- [Task item]
Output every record below precisely as it is written.

- [Exercise materials]

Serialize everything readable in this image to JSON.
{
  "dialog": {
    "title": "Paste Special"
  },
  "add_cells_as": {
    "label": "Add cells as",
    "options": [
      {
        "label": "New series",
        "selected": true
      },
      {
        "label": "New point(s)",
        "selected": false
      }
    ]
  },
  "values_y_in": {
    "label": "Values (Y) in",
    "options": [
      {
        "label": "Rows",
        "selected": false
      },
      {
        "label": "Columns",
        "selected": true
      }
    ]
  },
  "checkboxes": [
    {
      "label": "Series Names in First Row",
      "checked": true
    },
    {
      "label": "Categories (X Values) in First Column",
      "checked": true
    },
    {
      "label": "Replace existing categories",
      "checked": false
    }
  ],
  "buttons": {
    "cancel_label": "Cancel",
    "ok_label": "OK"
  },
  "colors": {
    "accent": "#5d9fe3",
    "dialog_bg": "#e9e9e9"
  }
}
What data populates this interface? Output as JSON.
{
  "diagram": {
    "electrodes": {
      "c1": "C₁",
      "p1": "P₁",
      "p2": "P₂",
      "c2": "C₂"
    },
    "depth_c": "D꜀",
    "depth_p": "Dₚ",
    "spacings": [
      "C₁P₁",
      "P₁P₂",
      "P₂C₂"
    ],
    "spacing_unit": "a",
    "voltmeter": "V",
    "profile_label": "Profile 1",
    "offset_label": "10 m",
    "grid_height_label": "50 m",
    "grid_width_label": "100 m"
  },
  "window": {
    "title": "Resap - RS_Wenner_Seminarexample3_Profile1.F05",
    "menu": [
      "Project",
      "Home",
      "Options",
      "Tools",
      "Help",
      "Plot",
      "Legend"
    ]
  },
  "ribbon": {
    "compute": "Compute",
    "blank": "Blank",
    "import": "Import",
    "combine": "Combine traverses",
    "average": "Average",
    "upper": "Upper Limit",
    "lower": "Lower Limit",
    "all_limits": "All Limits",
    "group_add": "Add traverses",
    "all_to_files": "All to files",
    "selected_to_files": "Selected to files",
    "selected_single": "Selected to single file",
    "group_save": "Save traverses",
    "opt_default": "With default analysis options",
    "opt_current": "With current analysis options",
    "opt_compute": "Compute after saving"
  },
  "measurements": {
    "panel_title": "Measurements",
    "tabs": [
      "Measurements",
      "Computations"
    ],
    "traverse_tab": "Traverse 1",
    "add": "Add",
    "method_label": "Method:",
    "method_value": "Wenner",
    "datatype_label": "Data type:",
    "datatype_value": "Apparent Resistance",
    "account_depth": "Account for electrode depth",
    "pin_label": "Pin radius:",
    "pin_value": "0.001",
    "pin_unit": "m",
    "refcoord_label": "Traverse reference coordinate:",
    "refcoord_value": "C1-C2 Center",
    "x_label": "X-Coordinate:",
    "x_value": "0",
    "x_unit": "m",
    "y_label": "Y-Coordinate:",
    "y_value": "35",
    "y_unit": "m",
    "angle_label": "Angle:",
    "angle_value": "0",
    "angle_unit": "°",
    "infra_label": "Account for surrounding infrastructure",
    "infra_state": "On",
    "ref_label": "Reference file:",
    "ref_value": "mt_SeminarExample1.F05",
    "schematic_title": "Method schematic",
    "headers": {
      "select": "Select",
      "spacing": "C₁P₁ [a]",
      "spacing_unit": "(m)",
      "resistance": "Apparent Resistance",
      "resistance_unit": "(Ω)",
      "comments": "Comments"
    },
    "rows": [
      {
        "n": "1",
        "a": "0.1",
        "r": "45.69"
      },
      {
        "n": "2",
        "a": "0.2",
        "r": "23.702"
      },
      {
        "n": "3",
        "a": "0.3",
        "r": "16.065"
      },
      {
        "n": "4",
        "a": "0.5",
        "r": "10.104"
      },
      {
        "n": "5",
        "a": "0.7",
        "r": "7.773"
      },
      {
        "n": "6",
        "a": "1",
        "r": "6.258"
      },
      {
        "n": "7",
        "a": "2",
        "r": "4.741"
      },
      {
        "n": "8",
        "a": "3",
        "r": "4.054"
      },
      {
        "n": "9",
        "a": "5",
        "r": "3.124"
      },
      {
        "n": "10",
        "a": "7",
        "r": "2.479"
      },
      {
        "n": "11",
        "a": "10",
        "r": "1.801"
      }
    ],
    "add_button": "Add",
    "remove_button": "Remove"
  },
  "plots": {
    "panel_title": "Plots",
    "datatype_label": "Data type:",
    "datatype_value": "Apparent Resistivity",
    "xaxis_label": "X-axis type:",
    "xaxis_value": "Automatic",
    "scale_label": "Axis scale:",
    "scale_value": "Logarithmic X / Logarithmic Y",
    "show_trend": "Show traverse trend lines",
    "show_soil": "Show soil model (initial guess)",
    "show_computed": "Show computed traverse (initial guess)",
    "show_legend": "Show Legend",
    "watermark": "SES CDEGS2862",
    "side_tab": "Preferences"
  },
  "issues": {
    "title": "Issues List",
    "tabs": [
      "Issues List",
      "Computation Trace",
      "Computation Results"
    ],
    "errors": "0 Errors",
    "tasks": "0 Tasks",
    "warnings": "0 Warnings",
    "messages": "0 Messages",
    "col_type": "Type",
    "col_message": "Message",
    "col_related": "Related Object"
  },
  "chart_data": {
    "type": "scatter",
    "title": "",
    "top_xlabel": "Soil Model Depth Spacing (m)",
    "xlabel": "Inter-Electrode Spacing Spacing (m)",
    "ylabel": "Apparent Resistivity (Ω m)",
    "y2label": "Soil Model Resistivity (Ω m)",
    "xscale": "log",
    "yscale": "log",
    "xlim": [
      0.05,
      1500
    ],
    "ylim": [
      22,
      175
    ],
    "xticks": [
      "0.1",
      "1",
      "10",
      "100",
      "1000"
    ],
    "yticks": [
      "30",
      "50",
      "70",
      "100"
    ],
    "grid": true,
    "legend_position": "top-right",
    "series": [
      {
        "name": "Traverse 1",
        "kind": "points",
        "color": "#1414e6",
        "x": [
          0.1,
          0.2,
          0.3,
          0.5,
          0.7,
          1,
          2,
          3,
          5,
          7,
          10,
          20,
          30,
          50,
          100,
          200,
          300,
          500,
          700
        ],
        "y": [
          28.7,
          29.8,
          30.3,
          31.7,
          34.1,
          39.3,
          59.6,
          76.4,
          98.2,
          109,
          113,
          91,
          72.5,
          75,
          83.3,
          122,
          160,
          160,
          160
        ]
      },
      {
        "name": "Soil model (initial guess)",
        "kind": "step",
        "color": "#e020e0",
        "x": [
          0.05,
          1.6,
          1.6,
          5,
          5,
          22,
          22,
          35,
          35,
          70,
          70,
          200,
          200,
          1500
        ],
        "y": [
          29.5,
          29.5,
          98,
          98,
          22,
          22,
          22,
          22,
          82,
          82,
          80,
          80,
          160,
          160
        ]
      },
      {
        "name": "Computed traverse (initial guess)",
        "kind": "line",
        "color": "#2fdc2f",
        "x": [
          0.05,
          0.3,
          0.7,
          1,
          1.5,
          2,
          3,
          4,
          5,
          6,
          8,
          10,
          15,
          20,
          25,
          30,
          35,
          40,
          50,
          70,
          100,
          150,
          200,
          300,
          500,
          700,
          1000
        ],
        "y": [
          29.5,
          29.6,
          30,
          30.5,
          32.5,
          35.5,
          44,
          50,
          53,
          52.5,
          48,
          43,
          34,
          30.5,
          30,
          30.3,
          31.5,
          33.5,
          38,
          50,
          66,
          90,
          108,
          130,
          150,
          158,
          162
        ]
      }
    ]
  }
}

- [Solution for this task]
Serialize everything readable in this image to JSON.
{
  "dialog": {
    "title": "Paste Special"
  },
  "add_cells_as": {
    "label": "Add cells as",
    "options": [
      {
        "label": "New series",
        "selected": true
      },
      {
        "label": "New point(s)",
        "selected": false
      }
    ]
  },
  "values_y_in": {
    "label": "Values (Y) in",
    "options": [
      {
        "label": "Rows",
        "selected": false
      },
      {
        "label": "Columns",
        "selected": true
      }
    ]
  },
  "checkboxes": [
    {
      "label": "Series Names in First Row",
      "checked": true
    },
    {
      "label": "Categories (X Values) in First Column",
      "checked": true
    },
    {
      "label": "Replace existing categories",
      "checked": false
    }
  ],
  "buttons": {
    "cancel_label": "Cancel",
    "ok_label": "OK"
  },
  "colors": {
    "accent": "#5d9fe3",
    "dialog_bg": "#e9e9e9"
  }
}
What data populates this interface? Output as JSON.
{
  "diagram": {
    "electrodes": {
      "c1": "C₁",
      "p1": "P₁",
      "p2": "P₂",
      "c2": "C₂"
    },
    "depth_c": "D꜀",
    "depth_p": "Dₚ",
    "spacings": [
      "C₁P₁",
      "P₁P₂",
      "P₂C₂"
    ],
    "spacing_unit": "a",
    "voltmeter": "V",
    "profile_label": "Profile 1",
    "offset_label": "10 m",
    "grid_height_label": "50 m",
    "grid_width_label": "100 m"
  },
  "window": {
    "title": "Resap - RS_Wenner_Seminarexample3_Profile1.F05",
    "menu": [
      "Project",
      "Home",
      "Options",
      "Tools",
      "Help",
      "Plot",
      "Legend"
    ]
  },
  "ribbon": {
    "compute": "Compute",
    "blank": "Blank",
    "import": "Import",
    "combine": "Combine traverses",
    "average": "Average",
    "upper": "Upper Limit",
    "lower": "Lower Limit",
    "all_limits": "All Limits",
    "group_add": "Add traverses",
    "all_to_files": "All to files",
    "selected_to_files": "Selected to files",
    "selected_single": "Selected to single file",
    "group_save": "Save traverses",
    "opt_default": "With default analysis options",
    "opt_current": "With current analysis options",
    "opt_compute": "Compute after saving"
  },
  "measurements": {
    "panel_title": "Measurements",
    "tabs": [
      "Measurements",
      "Computations"
    ],
    "traverse_tab": "Traverse 1",
    "add": "Add",
    "method_label": "Method:",
    "method_value": "Wenner",
    "datatype_label": "Data type:",
    "datatype_value": "Apparent Resistance",
    "account_depth": "Account for electrode depth",
    "pin_label": "Pin radius:",
    "pin_value": "0.001",
    "pin_unit": "m",
    "refcoord_label": "Traverse reference coordinate:",
    "refcoord_value": "C1-C2 Center",
    "x_label": "X-Coordinate:",
    "x_value": "0",
    "x_unit": "m",
    "y_label": "Y-Coordinate:",
    "y_value": "35",
    "y_unit": "m",
    "angle_label": "Angle:",
    "angle_value": "0",
    "angle_unit": "°",
    "infra_label": "Account for surrounding infrastructure",
    "infra_state": "On",
    "ref_label": "Reference file:",
    "ref_value": "mt_SeminarExample1.F05",
    "schematic_title": "Method schematic",
    "headers": {
      "select": "Select",
      "spacing": "C₁P₁ [a]",
      "spacing_unit": "(m)",
      "resistance": "Apparent Resistance",
      "resistance_unit": "(Ω)",
      "comments": "Comments"
    },
    "rows": [
      {
        "n": "1",
        "a": "0.1",
        "r": "45.69"
      },
      {
        "n": "2",
        "a": "0.2",
        "r": "23.702"
      },
      {
        "n": "3",
        "a": "0.3",
        "r": "16.065"
      },
      {
        "n": "4",
        "a": "0.5",
        "r": "10.104"
      },
      {
        "n": "5",
        "a": "0.7",
        "r": "7.773"
      },
      {
        "n": "6",
        "a": "1",
        "r": "6.258"
      },
      {
        "n": "7",
        "a": "2",
        "r": "4.741"
      },
      {
        "n": "8",
        "a": "3",
        "r": "4.054"
      },
      {
        "n": "9",
        "a": "5",
        "r": "3.124"
      },
      {
        "n": "10",
        "a": "7",
        "r": "2.479"
      },
      {
        "n": "11",
        "a": "10",
        "r": "1.801"
      }
    ],
    "add_button": "Add",
    "remove_button": "Remove"
  },
  "plots": {
    "panel_title": "Plots",
    "datatype_label": "Data type:",
    "datatype_value": "Apparent Resistivity",
    "xaxis_label": "X-axis type:",
    "xaxis_value": "Automatic",
    "scale_label": "Axis scale:",
    "scale_value": "Logarithmic X / Logarithmic Y",
    "show_trend": "Show traverse trend lines",
    "show_soil": "Show soil model (initial guess)",
    "show_computed": "Show computed traverse (initial guess)",
    "show_legend": "Show Legend",
    "watermark": "SES CDEGS2862",
    "side_tab": "Preferences"
  },
  "issues": {
    "title": "Issues List",
    "tabs": [
      "Issues List",
      "Computation Trace",
      "Computation Results"
    ],
    "errors": "0 Errors",
    "tasks": "0 Tasks",
    "warnings": "0 Warnings",
    "messages": "0 Messages",
    "col_type": "Type",
    "col_message": "Message",
    "col_related": "Related Object"
  },
  "chart_data": {
    "type": "scatter",
    "title": "",
    "top_xlabel": "Soil Model Depth Spacing (m)",
    "xlabel": "Inter-Electrode Spacing Spacing (m)",
    "ylabel": "Apparent Resistivity (Ω m)",
    "y2label": "Soil Model Resistivity (Ω m)",
    "xscale": "log",
    "yscale": "log",
    "xlim": [
      0.05,
      1500
    ],
    "ylim": [
      22,
      175
    ],
    "xticks": [
      "0.1",
      "1",
      "10",
      "100",
      "1000"
    ],
    "yticks": [
      "30",
      "50",
      "70",
      "100"
    ],
    "grid": true,
    "legend_position": "top-right",
    "series": [
      {
        "name": "Traverse 1",
        "kind": "points",
        "color": "#1414e6",
        "x": [
          0.1,
          0.2,
          0.3,
          0.5,
          0.7,
          1,
          2,
          3,
          5,
          7,
          10,
          20,
          30,
          50,
          100,
          200,
          300,
          500,
          700
        ],
        "y": [
          28.7,
          29.8,
          30.3,
          31.7,
          34.1,
          39.3,
          59.6,
          76.4,
          98.2,
          109,
          113,
          91,
          72.5,
          75,
          83.3,
          122,
          160,
          160,
          160
        ]
      },
      {
        "name": "Soil model (initial guess)",
        "kind": "step",
        "color": "#e020e0",
        "x": [
          0.05,
          1.6,
          1.6,
          5,
          5,
          22,
          22,
          35,
          35,
          70,
          70,
          200,
          200,
          1500
        ],
        "y": [
          29.5,
          29.5,
          98,
          98,
          22,
          22,
          22,
          22,
          82,
          82,
          80,
          80,
          160,
          160
        ]
      },
      {
        "name": "Computed traverse (initial guess)",
        "kind": "line",
        "color": "#2fdc2f",
        "x": [
          0.05,
          0.3,
          0.7,
          1,
          1.5,
          2,
          3,
          4,
          5,
          6,
          8,
          10,
          15,
          20,
          25,
          30,
          35,
          40,
          50,
          70,
          100,
          150,
          200,
          300,
          500,
          700,
          1000
        ],
        "y": [
          29.5,
          29.6,
          30,
          30.5,
          32.5,
          35.5,
          44,
          50,
          53,
          52.5,
          48,
          43,
          34,
          30.5,
          30,
          30.3,
          31.5,
          33.5,
          38,
          50,
          66,
          90,
          108,
          130,
          150,
          158,
          162
        ]
      }
    ]
  }
}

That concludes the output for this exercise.